# [Problem to work on]
The data below is to be repeated in full, exactly as shown.

# [Records for this task]
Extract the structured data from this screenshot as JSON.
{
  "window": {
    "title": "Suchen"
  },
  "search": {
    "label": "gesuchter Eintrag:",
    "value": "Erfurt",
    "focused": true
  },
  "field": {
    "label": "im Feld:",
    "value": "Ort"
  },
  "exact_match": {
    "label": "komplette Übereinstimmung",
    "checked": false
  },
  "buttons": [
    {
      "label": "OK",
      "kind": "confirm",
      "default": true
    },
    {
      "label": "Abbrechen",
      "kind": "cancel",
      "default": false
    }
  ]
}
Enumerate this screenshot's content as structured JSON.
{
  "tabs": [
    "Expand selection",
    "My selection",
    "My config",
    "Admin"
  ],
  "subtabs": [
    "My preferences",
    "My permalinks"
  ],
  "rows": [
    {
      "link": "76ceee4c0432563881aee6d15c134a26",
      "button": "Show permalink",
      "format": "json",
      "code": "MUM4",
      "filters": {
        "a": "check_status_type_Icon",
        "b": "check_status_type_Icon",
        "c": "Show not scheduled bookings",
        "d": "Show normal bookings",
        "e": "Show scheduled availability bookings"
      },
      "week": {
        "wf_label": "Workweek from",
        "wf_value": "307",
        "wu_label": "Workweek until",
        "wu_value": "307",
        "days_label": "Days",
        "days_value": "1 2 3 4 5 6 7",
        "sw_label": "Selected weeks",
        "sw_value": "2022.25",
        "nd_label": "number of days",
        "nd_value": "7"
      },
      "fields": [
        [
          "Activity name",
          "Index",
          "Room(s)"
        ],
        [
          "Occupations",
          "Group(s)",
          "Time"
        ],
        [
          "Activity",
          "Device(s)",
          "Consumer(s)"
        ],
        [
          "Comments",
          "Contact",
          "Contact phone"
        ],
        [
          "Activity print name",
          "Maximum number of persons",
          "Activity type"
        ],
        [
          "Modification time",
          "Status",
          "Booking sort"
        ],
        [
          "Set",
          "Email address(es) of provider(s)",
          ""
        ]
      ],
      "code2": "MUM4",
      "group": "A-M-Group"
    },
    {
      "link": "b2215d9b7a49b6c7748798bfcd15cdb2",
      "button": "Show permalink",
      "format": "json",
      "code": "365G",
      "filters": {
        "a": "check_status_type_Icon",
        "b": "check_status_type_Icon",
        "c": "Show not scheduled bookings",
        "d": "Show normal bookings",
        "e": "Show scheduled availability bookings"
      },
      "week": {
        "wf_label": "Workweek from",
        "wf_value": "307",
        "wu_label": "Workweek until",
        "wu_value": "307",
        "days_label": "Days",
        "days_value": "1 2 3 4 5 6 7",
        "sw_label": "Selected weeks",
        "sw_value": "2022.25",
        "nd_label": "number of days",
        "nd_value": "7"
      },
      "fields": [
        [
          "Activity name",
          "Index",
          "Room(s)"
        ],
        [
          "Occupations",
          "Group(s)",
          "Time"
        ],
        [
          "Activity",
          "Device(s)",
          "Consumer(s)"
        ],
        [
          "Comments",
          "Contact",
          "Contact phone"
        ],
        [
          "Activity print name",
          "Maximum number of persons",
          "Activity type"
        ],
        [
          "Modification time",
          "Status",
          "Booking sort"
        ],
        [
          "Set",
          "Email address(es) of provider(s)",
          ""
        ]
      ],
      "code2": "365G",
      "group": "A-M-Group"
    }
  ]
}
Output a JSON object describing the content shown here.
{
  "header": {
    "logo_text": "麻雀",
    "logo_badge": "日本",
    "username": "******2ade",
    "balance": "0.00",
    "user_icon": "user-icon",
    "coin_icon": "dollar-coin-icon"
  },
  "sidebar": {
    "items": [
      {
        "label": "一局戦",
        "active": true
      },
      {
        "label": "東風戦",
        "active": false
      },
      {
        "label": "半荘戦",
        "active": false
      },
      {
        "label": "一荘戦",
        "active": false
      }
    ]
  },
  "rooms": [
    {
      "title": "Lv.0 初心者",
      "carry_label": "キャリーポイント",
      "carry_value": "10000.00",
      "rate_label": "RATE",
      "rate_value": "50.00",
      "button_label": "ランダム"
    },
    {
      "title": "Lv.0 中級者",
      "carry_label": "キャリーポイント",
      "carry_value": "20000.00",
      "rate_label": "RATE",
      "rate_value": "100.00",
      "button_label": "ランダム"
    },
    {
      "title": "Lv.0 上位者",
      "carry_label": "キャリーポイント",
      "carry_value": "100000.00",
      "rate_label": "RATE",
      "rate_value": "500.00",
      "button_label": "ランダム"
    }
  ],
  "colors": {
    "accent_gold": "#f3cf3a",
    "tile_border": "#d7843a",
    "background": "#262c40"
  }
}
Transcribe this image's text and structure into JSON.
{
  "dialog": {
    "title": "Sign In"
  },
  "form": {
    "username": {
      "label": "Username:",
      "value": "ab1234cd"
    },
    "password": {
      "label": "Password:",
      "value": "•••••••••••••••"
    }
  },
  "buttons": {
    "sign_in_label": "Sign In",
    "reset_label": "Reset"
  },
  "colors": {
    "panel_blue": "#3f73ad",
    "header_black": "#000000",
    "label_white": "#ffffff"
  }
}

# [Solution to the problem]
Extract the structured data from this screenshot as JSON.
{
  "window": {
    "title": "Suchen"
  },
  "search": {
    "label": "gesuchter Eintrag:",
    "value": "Erfurt",
    "focused": true
  },
  "field": {
    "label": "im Feld:",
    "value": "Ort"
  },
  "exact_match": {
    "label": "komplette Übereinstimmung",
    "checked": false
  },
  "buttons": [
    {
      "label": "OK",
      "kind": "confirm",
      "default": true
    },
    {
      "label": "Abbrechen",
      "kind": "cancel",
      "default": false
    }
  ]
}
Enumerate this screenshot's content as structured JSON.
{
  "tabs": [
    "Expand selection",
    "My selection",
    "My config",
    "Admin"
  ],
  "subtabs": [
    "My preferences",
    "My permalinks"
  ],
  "rows": [
    {
      "link": "76ceee4c0432563881aee6d15c134a26",
      "button": "Show permalink",
      "format": "json",
      "code": "MUM4",
      "filters": {
        "a": "check_status_type_Icon",
        "b": "check_status_type_Icon",
        "c": "Show not scheduled bookings",
        "d": "Show normal bookings",
        "e": "Show scheduled availability bookings"
      },
      "week": {
        "wf_label": "Workweek from",
        "wf_value": "307",
        "wu_label": "Workweek until",
        "wu_value": "307",
        "days_label": "Days",
        "days_value": "1 2 3 4 5 6 7",
        "sw_label": "Selected weeks",
        "sw_value": "2022.25",
        "nd_label": "number of days",
        "nd_value": "7"
      },
      "fields": [
        [
          "Activity name",
          "Index",
          "Room(s)"
        ],
        [
          "Occupations",
          "Group(s)",
          "Time"
        ],
        [
          "Activity",
          "Device(s)",
          "Consumer(s)"
        ],
        [
          "Comments",
          "Contact",
          "Contact phone"
        ],
        [
          "Activity print name",
          "Maximum number of persons",
          "Activity type"
        ],
        [
          "Modification time",
          "Status",
          "Booking sort"
        ],
        [
          "Set",
          "Email address(es) of provider(s)",
          ""
        ]
      ],
      "code2": "MUM4",
      "group": "A-M-Group"
    },
    {
      "link": "b2215d9b7a49b6c7748798bfcd15cdb2",
      "button": "Show permalink",
      "format": "json",
      "code": "365G",
      "filters": {
        "a": "check_status_type_Icon",
        "b": "check_status_type_Icon",
        "c": "Show not scheduled bookings",
        "d": "Show normal bookings",
        "e": "Show scheduled availability bookings"
      },
      "week": {
        "wf_label": "Workweek from",
        "wf_value": "307",
        "wu_label": "Workweek until",
        "wu_value": "307",
        "days_label": "Days",
        "days_value": "1 2 3 4 5 6 7",
        "sw_label": "Selected weeks",
        "sw_value": "2022.25",
        "nd_label": "number of days",
        "nd_value": "7"
      },
      "fields": [
        [
          "Activity name",
          "Index",
          "Room(s)"
        ],
        [
          "Occupations",
          "Group(s)",
          "Time"
        ],
        [
          "Activity",
          "Device(s)",
          "Consumer(s)"
        ],
        [
          "Comments",
          "Contact",
          "Contact phone"
        ],
        [
          "Activity print name",
          "Maximum number of persons",
          "Activity type"
        ],
        [
          "Modification time",
          "Status",
          "Booking sort"
        ],
        [
          "Set",
          "Email address(es) of provider(s)",
          ""
        ]
      ],
      "code2": "365G",
      "group": "A-M-Group"
    }
  ]
}
Output a JSON object describing the content shown here.
{
  "header": {
    "logo_text": "麻雀",
    "logo_badge": "日本",
    "username": "******2ade",
    "balance": "0.00",
    "user_icon": "user-icon",
    "coin_icon": "dollar-coin-icon"
  },
  "sidebar": {
    "items": [
      {
        "label": "一局戦",
        "active": true
      },
      {
        "label": "東風戦",
        "active": false
      },
      {
        "label": "半荘戦",
        "active": false
      },
      {
        "label": "一荘戦",
        "active": false
      }
    ]
  },
  "rooms": [
    {
      "title": "Lv.0 初心者",
      "carry_label": "キャリーポイント",
      "carry_value": "10000.00",
      "rate_label": "RATE",
      "rate_value": "50.00",
      "button_label": "ランダム"
    },
    {
      "title": "Lv.0 中級者",
      "carry_label": "キャリーポイント",
      "carry_value": "20000.00",
      "rate_label": "RATE",
      "rate_value": "100.00",
      "button_label": "ランダム"
    },
    {
      "title": "Lv.0 上位者",
      "carry_label": "キャリーポイント",
      "carry_value": "100000.00",
      "rate_label": "RATE",
      "rate_value": "500.00",
      "button_label": "ランダム"
    }
  ],
  "colors": {
    "accent_gold": "#f3cf3a",
    "tile_border": "#d7843a",
    "background": "#262c40"
  }
}
Transcribe this image's text and structure into JSON.
{
  "dialog": {
    "title": "Sign In"
  },
  "form": {
    "username": {
      "label": "Username:",
      "value": "ab1234cd"
    },
    "password": {
      "label": "Password:",
      "value": "•••••••••••••••"
    }
  },
  "buttons": {
    "sign_in_label": "Sign In",
    "reset_label": "Reset"
  },
  "colors": {
    "panel_blue": "#3f73ad",
    "header_black": "#000000",
    "label_white": "#ffffff"
  }
}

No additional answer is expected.